    Possibly, but the bandband chip shouldn?t be seen as a guarantee that there will be only one iPhone 5 model per storage capacity. There are plenty of other costs and I can?t see Apple wanting to pass that onto 50 million consumers that will never have a need to use a CDMA phone.



    Looking at the poor battery life of the device compared to other CDMA chips for voice the Gobi chip seems inefficient. I see that as a problem when 7 hours of talktime on CDMA is really taking place on the 2G network.
  • Reply 11 of 13
    Quote:
    Originally Posted by Logisticaldron View Post


    Possibly, but the bandband chip shouldn?t be seen as a guarantee that there will be only one iPhone 5 model per storage capacity. There are plenty of other costs and I can?t see Apple wanting to pass that onto 50 million consumers that will never have a need to use a CDMA phone.



    Looking at the poor battery life of the device compared to other CDMA chips for voice the Gobi chip seems inefficient. I see that as a problem when 7 hours of talktime on CDMA is really taking place on the 2G network.

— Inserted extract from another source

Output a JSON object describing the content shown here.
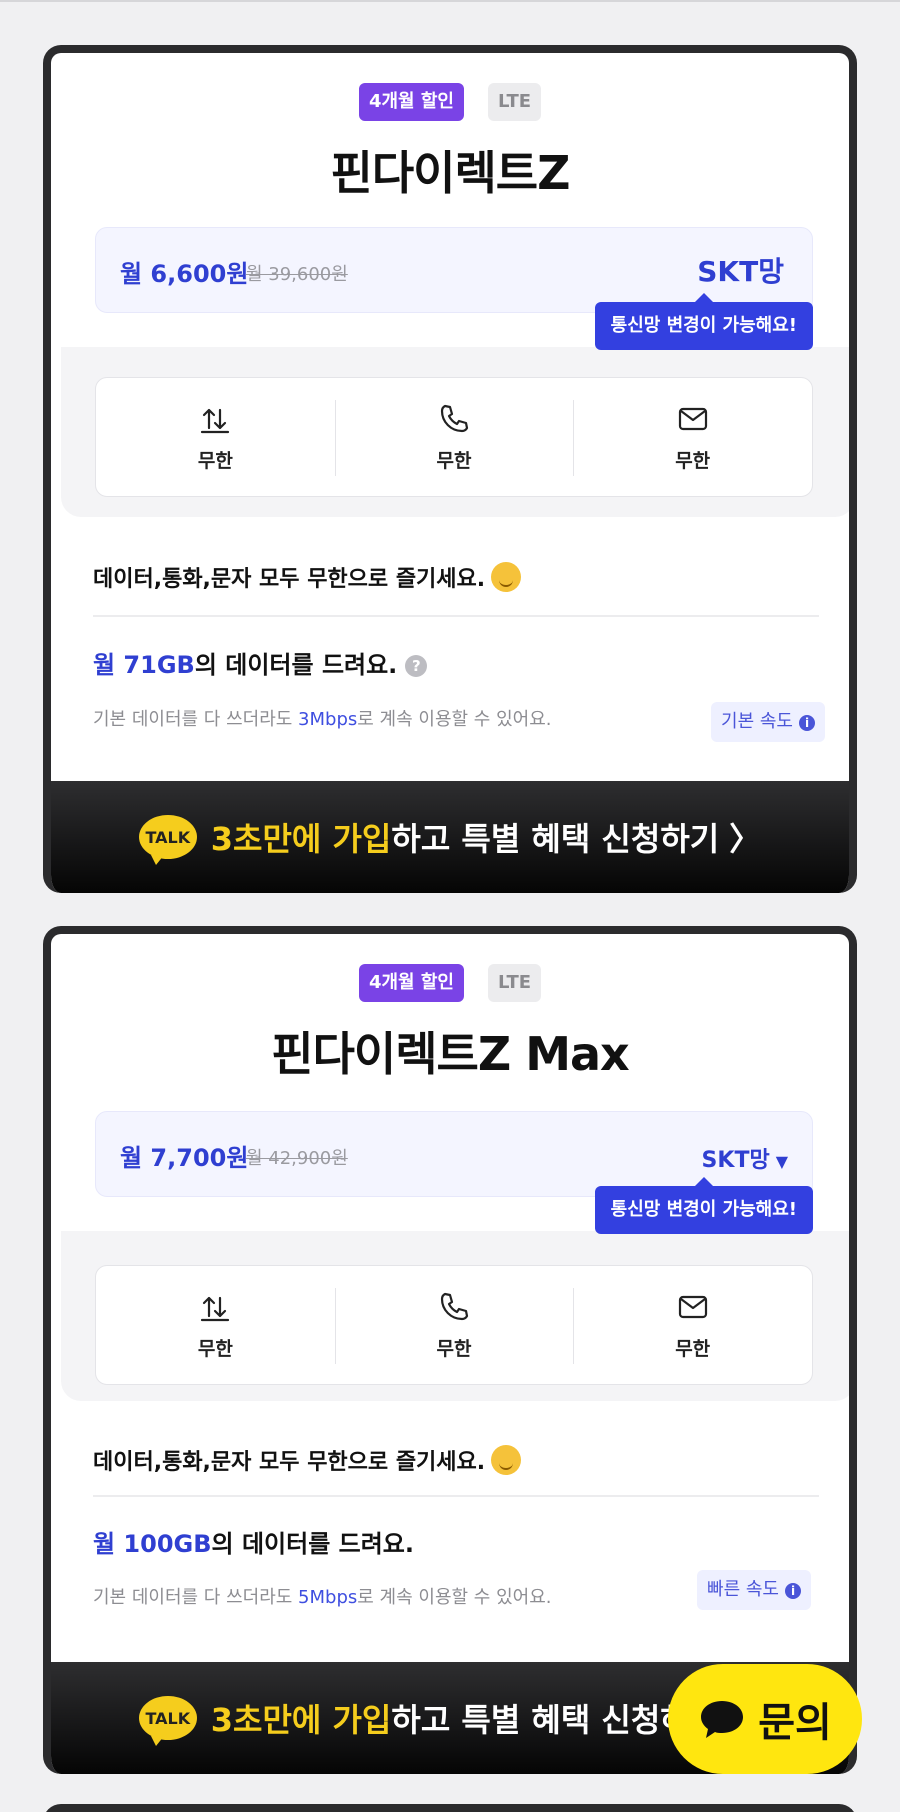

    I'm really torn on this issue.



    There are a number of benefits to making a single model per capacity including additional economies of scale for components and easier inventory management (both in terms of manufacturing and a more flexible distribution channel).



    But, then, I look at the likely additional costs and think it makes no sense to pay for technology in all those places where there is no CDMA. I've kind of convinced myself that this is the more rational view.



    The battery argument may actually be the strongest against providing a dual-mode phone.



    But I have to confess that I would really love to see Apple offer a "world-mode" phone.
  • Reply 12 of 13
    Quote:
    Originally Posted by Logisticaldron View Post


    One chip does not a ?wolrd mode? make. The Verizon iPhone only employs the dual-band baseband chip, not any of the other hardware needed for this connectivity. Note that it only contains radios for CDMA, and none for GSM or UMTS.



    It has the physical hardware-based capability. Whether it can use it is meaningless. You don't think the chip cost more than a straight GSM or CDMA chip would?
  • Reply 13 of 13
    MarvinMarvin Posts: 14,223moderator
    Quote:
    Originally Posted by dagamer34 View Post


    The salary of Apple's employees must be paid from somewhere. I'm sure that makes quite a huge chunk of that "$308" spent on "other things".



    That would have to be the case for all products in all stores though otherwise they'd go out of business quickly and yet other products have very small margins.



    $308 per handset x 100 million handsets = $30.8b. Their cash reserves are sitting at $50b or something like that but that's mostly accounted for by the $100-200 profit already so there would have to be an additional $30.8b spent somewhere.



    They have made some exclusive deals like the $3b one but $25b+ seems like a lot unaccounted for. I think the BOM is off, $17 per handset for manufacturing seems low when they laminate the glass panels and mill the aluminum.
Sign In or Register to comment.